Last Updated on
When I entered the Hopewell Rock coastal park in the morning, the tide was still at its highest level for the day. All the entrances to the beach were closed. The only way to access the coastal area was to rent a kayak and paddle around the rocks because the entire coastal area was submerged under 10 meters of water.
My goal was to explore and photograph the Hopewell Rocks when the low tide exposes the rock formations and you have unique opportunities to photograph the area from the bottom of the sea.
I had a quick lunch and by the noon park staff started to let people to the beach area. It took the featured photo at 12:30 and it was still wet and muddy on the beach, but I did not complain because it was still relatively empty with not too many people around.
It was not my first visit to the Hopewell Rocks and I knew what to expect and what to photograph. The main challenge in the park is always the excess of people entering the coastal area during the relatively short period time when the beach is open to the public.

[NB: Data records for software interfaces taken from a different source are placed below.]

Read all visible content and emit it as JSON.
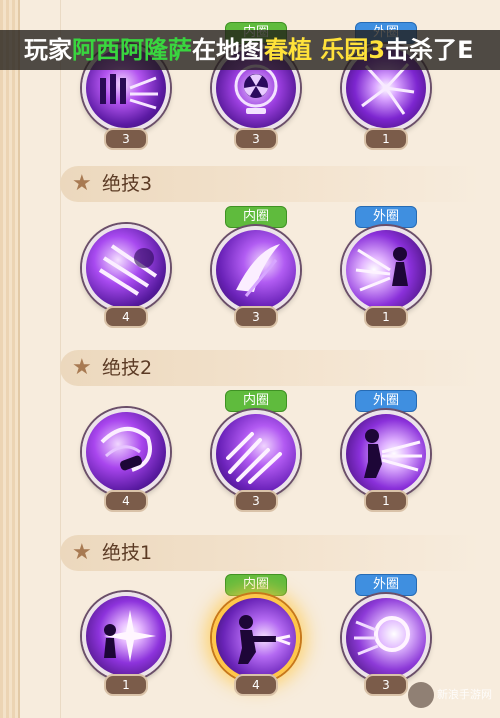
{
  "ticker": {
    "seg1": "玩家",
    "seg2": "阿西阿隆萨",
    "seg3": "在地图",
    "seg4": "春植 乐园3",
    "seg5": "击杀了",
    "seg6": "E"
  },
  "top_row": {
    "skills": [
      {
        "tag": null,
        "level": "3",
        "icon": "dash-lines-skill-icon"
      },
      {
        "tag": "内圈",
        "tag_type": "inner",
        "level": "3",
        "icon": "radiation-target-skill-icon"
      },
      {
        "tag": "外圈",
        "tag_type": "outer",
        "level": "1",
        "icon": "burst-skill-icon"
      }
    ]
  },
  "sections": [
    {
      "title": "绝技3",
      "skills": [
        {
          "tag": null,
          "level": "4",
          "icon": "slash-lines-skill-icon"
        },
        {
          "tag": "内圈",
          "tag_type": "inner",
          "level": "3",
          "icon": "crescent-strike-skill-icon"
        },
        {
          "tag": "外圈",
          "tag_type": "outer",
          "level": "1",
          "icon": "silhouette-blast-skill-icon"
        }
      ]
    },
    {
      "title": "绝技2",
      "skills": [
        {
          "tag": null,
          "level": "4",
          "icon": "vortex-swirl-skill-icon"
        },
        {
          "tag": "内圈",
          "tag_type": "inner",
          "level": "3",
          "icon": "meteor-streaks-skill-icon"
        },
        {
          "tag": "外圈",
          "tag_type": "outer",
          "level": "1",
          "icon": "silhouette-beam-skill-icon"
        }
      ]
    },
    {
      "title": "绝技1",
      "skills": [
        {
          "tag": null,
          "level": "1",
          "icon": "starburst-skill-icon"
        },
        {
          "tag": "内圈",
          "tag_type": "inner",
          "level": "4",
          "icon": "gunner-skill-icon",
          "highlighted": true
        },
        {
          "tag": "外圈",
          "tag_type": "outer",
          "level": "3",
          "icon": "energy-sphere-skill-icon"
        }
      ]
    }
  ],
  "colors": {
    "panel_bg": "#f7ecdd",
    "inner_tag": "#5fbb3d",
    "outer_tag": "#3f8fe0",
    "level_pill": "#7b5c4a",
    "section_title": "#5b3a24",
    "ticker_green": "#39d63f",
    "ticker_yellow": "#ffe23a"
  },
  "watermark": {
    "label": "新浪手游网"
  }
}
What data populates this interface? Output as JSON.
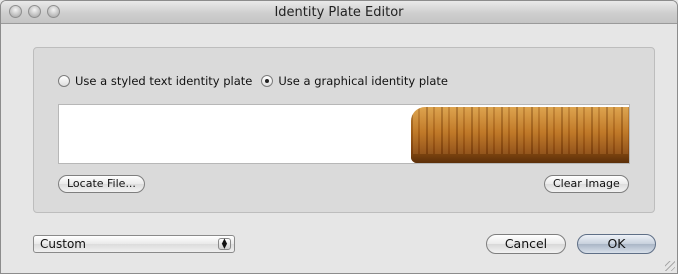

Editing & Processing
It was a a single RAW processing workflow.
First, I used the Crop Overlay to change the aspect ratio from 3 x 2 to 4 x 3 and to straighten up the image.
I used the process I outlined in the article: How to Straighten a Photo in Lightroom.
Next, I used the Natural preset from my Landscape Preset Collection as the base for Lightroom Rapid Editing. Then I used TOOLKIT to boost the Contrast and the Clarity.
The Lightroom Preset Editing Formula: Point Lobos (2, 10, 22, 31)
In Photoshop, I used the Clone Tool to remove 2 tourists from the scene and cleaned up the debris in the foreground.
Initially, I boosted the details and reduced noise.
Plugins: DeNoise (noise reduction), Topaz Detail (local contrast boost).
Total Time: 15min